◆ EXERCISE INSTRUCTIONS ◆
Copy all lines in the data that contain the string "icon".

◆ INPUT MATERIAL ◆
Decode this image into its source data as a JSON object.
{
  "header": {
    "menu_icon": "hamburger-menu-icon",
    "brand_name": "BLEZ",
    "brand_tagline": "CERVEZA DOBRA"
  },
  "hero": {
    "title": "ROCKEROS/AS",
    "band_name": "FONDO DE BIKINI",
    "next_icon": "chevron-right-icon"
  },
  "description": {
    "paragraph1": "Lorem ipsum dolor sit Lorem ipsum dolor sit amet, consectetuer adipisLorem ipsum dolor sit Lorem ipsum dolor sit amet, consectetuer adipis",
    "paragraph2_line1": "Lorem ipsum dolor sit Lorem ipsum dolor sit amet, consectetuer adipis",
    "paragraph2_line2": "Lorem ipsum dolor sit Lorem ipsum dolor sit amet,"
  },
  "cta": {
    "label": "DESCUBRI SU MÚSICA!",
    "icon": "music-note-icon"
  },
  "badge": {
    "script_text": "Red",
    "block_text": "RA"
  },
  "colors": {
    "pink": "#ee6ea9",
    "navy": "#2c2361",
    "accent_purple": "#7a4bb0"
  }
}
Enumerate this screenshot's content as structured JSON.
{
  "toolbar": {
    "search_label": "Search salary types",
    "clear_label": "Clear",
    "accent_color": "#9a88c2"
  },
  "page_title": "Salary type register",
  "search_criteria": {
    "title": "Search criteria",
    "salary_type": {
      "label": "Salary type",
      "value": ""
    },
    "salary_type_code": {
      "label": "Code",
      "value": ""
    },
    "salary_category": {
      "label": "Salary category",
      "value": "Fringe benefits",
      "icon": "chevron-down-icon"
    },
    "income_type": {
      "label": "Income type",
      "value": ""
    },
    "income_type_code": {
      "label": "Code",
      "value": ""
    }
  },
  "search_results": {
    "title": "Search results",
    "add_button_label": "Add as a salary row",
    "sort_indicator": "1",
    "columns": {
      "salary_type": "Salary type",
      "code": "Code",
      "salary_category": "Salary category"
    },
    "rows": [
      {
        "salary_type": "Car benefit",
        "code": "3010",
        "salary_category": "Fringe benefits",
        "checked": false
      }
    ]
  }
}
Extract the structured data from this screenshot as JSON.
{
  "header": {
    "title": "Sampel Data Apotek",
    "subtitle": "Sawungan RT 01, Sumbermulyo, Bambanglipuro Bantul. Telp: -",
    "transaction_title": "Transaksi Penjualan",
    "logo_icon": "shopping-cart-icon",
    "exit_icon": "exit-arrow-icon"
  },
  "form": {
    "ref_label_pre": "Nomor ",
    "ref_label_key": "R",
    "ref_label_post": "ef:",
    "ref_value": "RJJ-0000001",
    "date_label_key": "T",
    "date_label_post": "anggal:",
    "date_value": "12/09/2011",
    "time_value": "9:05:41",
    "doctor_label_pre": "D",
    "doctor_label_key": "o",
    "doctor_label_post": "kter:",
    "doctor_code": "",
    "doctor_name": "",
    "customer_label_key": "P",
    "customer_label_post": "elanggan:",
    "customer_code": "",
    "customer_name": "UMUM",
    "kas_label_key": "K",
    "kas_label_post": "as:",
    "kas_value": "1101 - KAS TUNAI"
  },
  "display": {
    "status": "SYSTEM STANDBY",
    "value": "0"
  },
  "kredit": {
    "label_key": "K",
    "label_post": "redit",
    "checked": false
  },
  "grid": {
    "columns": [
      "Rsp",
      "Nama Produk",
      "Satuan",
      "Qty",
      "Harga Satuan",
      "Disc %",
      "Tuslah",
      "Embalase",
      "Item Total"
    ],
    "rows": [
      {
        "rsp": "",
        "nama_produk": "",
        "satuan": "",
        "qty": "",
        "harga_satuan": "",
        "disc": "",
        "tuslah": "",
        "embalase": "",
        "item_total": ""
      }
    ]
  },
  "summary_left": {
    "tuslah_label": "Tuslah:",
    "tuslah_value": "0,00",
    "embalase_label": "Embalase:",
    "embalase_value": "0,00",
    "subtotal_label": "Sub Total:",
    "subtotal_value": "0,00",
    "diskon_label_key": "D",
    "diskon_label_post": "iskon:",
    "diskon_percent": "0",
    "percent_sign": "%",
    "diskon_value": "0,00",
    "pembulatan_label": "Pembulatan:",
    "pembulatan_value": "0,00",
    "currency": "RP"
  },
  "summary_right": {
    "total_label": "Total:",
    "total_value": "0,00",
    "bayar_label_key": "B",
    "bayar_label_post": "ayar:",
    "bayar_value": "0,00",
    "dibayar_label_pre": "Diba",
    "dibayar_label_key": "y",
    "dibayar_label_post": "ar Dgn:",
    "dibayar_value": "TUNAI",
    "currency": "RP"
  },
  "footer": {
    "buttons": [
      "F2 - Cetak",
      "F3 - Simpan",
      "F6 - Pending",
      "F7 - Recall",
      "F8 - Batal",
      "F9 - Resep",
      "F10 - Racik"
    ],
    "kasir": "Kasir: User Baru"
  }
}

◆ RESULT OF THE EXERCISE ◆
    "menu_icon": "hamburger-menu-icon",
    "next_icon": "chevron-right-icon"
    "icon": "music-note-icon"
      "icon": "chevron-down-icon"
    "logo_icon": "shopping-cart-icon",
    "exit_icon": "exit-arrow-icon"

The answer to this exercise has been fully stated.